The goal of the RF front end on the transmit side is to transform the low voltage signal at the Larmor frequency with the appropriate envelope as generated in the spectrometer into a powerful pulse of RF energy which is efficiently delivered to the RF coil in quadrature without damaging the sensitive receive electronics.
The RF pulse is typically modulated to the Larmor frequency. By definition, [B.sub.0] is aligned with the z-axis, while [B.sub.1], which is a very weak magnetic field associated with the RF pulse, is aligned with the x-axis.
The resonant working frequency of our MM lens is designed to be 63.58 MHz, which corresponds to the Larmor frequency of the 1.5 T MRI system.
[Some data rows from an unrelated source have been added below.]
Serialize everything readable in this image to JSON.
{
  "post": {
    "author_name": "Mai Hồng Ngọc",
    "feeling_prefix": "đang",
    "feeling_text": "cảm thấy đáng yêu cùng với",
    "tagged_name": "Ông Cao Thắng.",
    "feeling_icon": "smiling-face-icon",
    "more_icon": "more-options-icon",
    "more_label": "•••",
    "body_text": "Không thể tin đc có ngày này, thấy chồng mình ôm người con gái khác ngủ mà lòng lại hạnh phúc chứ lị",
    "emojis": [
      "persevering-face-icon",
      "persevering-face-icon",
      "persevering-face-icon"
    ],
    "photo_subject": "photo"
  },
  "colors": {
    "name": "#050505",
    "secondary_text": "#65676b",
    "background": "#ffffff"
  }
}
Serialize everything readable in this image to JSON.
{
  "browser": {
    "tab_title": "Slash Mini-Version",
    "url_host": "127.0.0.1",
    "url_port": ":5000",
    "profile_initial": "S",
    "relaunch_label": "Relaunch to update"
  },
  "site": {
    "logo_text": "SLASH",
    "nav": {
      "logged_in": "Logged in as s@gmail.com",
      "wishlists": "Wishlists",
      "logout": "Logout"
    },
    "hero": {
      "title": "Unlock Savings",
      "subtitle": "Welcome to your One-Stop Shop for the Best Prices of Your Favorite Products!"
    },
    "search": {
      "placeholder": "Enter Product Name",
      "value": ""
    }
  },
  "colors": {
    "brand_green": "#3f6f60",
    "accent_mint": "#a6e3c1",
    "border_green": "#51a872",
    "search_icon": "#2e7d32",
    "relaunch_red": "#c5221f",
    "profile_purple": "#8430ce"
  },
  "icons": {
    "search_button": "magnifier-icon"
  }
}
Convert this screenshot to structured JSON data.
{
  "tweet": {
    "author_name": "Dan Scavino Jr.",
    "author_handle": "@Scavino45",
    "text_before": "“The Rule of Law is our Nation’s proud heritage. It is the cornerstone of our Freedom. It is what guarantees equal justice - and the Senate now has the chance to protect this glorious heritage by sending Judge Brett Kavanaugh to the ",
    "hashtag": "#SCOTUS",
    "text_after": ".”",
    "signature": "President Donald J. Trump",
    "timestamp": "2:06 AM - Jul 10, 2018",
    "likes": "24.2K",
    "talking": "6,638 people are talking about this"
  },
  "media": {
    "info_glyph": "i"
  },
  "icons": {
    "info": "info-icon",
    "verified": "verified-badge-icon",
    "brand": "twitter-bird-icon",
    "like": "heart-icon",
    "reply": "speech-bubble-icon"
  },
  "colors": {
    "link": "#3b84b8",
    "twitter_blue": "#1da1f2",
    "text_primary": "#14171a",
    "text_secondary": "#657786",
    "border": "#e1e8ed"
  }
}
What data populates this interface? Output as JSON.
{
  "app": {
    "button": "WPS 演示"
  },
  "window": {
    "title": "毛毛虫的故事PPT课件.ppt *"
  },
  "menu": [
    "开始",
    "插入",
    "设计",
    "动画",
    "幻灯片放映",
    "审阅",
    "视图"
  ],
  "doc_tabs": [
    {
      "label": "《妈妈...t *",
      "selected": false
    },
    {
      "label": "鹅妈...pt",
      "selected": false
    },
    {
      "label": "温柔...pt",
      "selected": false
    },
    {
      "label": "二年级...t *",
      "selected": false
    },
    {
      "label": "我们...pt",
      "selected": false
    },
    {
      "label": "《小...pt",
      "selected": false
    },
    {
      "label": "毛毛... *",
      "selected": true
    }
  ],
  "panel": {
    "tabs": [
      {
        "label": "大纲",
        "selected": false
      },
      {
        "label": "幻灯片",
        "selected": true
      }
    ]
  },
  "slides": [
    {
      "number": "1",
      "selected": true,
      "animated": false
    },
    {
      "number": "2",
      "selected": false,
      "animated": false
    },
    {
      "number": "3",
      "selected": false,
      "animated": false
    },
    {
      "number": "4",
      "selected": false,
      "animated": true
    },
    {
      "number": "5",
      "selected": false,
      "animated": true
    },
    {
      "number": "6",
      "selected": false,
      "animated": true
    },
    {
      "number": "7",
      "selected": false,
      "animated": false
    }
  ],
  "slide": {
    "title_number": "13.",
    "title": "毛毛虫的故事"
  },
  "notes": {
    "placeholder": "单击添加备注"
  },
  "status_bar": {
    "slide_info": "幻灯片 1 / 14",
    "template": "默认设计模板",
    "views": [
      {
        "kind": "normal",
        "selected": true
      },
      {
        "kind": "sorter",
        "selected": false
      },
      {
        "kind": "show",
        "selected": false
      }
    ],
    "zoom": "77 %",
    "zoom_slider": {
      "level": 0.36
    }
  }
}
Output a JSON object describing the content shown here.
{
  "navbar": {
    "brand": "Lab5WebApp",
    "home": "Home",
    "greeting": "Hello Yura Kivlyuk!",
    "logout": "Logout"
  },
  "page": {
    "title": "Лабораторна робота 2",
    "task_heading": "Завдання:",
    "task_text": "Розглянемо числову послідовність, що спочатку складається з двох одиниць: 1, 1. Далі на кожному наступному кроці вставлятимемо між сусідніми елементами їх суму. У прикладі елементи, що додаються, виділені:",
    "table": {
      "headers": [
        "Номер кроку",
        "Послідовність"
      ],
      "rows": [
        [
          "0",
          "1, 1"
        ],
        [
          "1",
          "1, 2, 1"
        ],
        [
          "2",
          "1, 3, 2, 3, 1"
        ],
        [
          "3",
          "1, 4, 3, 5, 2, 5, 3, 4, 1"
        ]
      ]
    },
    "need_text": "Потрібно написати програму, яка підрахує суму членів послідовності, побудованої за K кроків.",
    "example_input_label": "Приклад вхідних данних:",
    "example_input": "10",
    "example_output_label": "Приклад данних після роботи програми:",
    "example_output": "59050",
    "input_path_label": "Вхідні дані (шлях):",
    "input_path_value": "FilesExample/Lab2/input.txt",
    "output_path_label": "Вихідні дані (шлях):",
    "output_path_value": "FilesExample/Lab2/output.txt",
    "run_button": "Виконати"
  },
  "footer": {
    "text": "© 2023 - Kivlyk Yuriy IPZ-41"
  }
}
When a molecule containing these atoms is placed in a magnetic field, the spins act as tiny magnetic dipoles, which align with the magnetic field and precess about its axis with a characteristic frequency called the Larmor frequency. The exact frequency is very sensitive to the molecular environment in which the spins reside, as well as to the presence of other spins in the molecule.
"As the Larmor frequency is proportional to the strength of the magnetic field, we can use this method to measure the Earth's magnetic field in the sodium layer." The detection scheme is similar to a stroboscope.
When the variation of the magnetic field is slow compared to the Larmor frequency, the spin will follow the direction of the magnetic field.
However, they showed that for increasing [B.sub.0]/[B.sub.rf], the solution increasingly approximates to that of a "static + circular" field with a similarly-shaped resonance curve, but with a resonance frequency that deviates from the classical Larmor frequency, [[omega].sub.0], by a fractional amount equal to
A circularly polarized laser light transmitted through a glass cell containing a vapor of alkali atoms (e.g., Cs) resonates when its frequency equals the first absorption line of the alkali atoms, thus creating a spin alignment that precesses with a frequency proportional to the modulus of an externally applied magnetic field, [B.sub.0] (Larmor frequency, [w.sub.L] = [gamma][absolute value of [B.sub.0]]).
The neutron Larmor frequency is 15 kHz at 0.5 mT, therefore, the variation of the rf phase in the neutron pulse becomes